Can we talk about a fundamental division in film-going?
Most of us look at movies and see stories and actors—shifting pleasures for which the highest praise is timelessness. A performance that endures, dialogue that remains quotable, storytelling that ‘holds up’ on repeat viewing, whether in a theater or on television or streaming over Netflix. (The virtues can be consumed and appreciated in any medium.) It’s common to overhear laments that a film ‘doesn’t stand the test of time’—implying that a film can be a great emotional experience in one moment and merely an antique in another, creaky and tinny precisely because it gives dramatic form to an outmoded concern or a topical obsession. Such does not a classic make.

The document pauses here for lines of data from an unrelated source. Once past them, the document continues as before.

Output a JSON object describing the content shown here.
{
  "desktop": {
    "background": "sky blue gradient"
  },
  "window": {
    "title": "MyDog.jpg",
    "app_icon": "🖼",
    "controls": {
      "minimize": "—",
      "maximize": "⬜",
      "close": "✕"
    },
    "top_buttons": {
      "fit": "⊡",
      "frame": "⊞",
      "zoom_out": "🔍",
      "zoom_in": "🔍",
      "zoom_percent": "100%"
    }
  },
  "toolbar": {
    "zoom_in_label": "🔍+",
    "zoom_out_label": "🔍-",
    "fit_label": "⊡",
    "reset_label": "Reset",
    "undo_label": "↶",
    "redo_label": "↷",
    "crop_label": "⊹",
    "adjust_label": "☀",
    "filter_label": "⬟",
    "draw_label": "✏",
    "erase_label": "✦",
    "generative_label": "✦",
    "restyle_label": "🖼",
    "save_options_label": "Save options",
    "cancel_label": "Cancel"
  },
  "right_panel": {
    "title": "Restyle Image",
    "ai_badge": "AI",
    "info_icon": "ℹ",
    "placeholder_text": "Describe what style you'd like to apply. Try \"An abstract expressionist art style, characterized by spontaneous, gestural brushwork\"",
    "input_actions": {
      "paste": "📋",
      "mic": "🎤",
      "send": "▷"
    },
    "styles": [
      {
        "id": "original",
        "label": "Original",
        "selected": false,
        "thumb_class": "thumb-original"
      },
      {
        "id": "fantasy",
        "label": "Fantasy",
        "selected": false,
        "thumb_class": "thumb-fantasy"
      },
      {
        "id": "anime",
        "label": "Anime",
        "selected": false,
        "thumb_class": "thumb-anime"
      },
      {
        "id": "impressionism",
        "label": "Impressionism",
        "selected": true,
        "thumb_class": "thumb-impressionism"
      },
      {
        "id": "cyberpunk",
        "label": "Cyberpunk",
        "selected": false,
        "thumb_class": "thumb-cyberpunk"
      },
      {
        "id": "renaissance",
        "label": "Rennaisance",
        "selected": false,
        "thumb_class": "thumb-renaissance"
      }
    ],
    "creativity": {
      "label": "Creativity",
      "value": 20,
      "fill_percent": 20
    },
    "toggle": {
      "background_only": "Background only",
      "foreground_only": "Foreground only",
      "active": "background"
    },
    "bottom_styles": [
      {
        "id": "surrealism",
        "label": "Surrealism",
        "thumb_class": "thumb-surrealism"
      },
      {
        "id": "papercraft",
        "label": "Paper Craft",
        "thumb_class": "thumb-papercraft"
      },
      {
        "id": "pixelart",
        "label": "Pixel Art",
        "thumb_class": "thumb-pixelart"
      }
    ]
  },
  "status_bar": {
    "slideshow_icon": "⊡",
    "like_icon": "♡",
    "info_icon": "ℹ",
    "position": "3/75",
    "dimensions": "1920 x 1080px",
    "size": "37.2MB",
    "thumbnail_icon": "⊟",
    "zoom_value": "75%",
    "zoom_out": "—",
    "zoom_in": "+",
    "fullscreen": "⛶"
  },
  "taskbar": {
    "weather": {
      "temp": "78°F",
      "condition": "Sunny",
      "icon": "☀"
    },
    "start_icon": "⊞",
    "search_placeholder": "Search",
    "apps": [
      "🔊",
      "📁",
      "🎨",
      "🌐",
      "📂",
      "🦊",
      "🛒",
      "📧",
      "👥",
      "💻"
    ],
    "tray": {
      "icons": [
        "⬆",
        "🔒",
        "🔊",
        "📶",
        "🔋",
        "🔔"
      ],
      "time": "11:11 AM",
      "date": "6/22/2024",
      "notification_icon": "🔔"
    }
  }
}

But there’s another kind of film-going, rooted in things rather than professionally timeless. The good folks at the Vitaphone Project are interested in early talkies for their specificity (in time and in technology), but in an expansive way. Emphasizing the recording and playback method, not necessarily the thing being heard, sounds odd at first—a cart without a horse.